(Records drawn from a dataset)

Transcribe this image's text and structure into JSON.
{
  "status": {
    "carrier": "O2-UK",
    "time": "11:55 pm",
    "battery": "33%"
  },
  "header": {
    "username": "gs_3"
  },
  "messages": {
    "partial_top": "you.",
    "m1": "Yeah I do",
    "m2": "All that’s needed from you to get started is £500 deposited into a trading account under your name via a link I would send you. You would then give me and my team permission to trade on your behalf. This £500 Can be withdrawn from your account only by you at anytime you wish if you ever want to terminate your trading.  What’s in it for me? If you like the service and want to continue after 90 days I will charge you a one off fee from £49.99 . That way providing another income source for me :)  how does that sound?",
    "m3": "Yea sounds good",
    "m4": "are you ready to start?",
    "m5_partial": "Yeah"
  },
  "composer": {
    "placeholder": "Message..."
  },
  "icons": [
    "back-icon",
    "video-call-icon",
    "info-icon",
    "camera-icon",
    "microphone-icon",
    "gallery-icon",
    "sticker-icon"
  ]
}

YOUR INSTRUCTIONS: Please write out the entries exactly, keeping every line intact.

SOLUTION FOR THIS PROBLEM:
Transcribe this image's text and structure into JSON.
{
  "status": {
    "carrier": "O2-UK",
    "time": "11:55 pm",
    "battery": "33%"
  },
  "header": {
    "username": "gs_3"
  },
  "messages": {
    "partial_top": "you.",
    "m1": "Yeah I do",
    "m2": "All that’s needed from you to get started is £500 deposited into a trading account under your name via a link I would send you. You would then give me and my team permission to trade on your behalf. This £500 Can be withdrawn from your account only by you at anytime you wish if you ever want to terminate your trading.  What’s in it for me? If you like the service and want to continue after 90 days I will charge you a one off fee from £49.99 . That way providing another income source for me :)  how does that sound?",
    "m3": "Yea sounds good",
    "m4": "are you ready to start?",
    "m5_partial": "Yeah"
  },
  "composer": {
    "placeholder": "Message..."
  },
  "icons": [
    "back-icon",
    "video-call-icon",
    "info-icon",
    "camera-icon",
    "microphone-icon",
    "gallery-icon",
    "sticker-icon"
  ]
}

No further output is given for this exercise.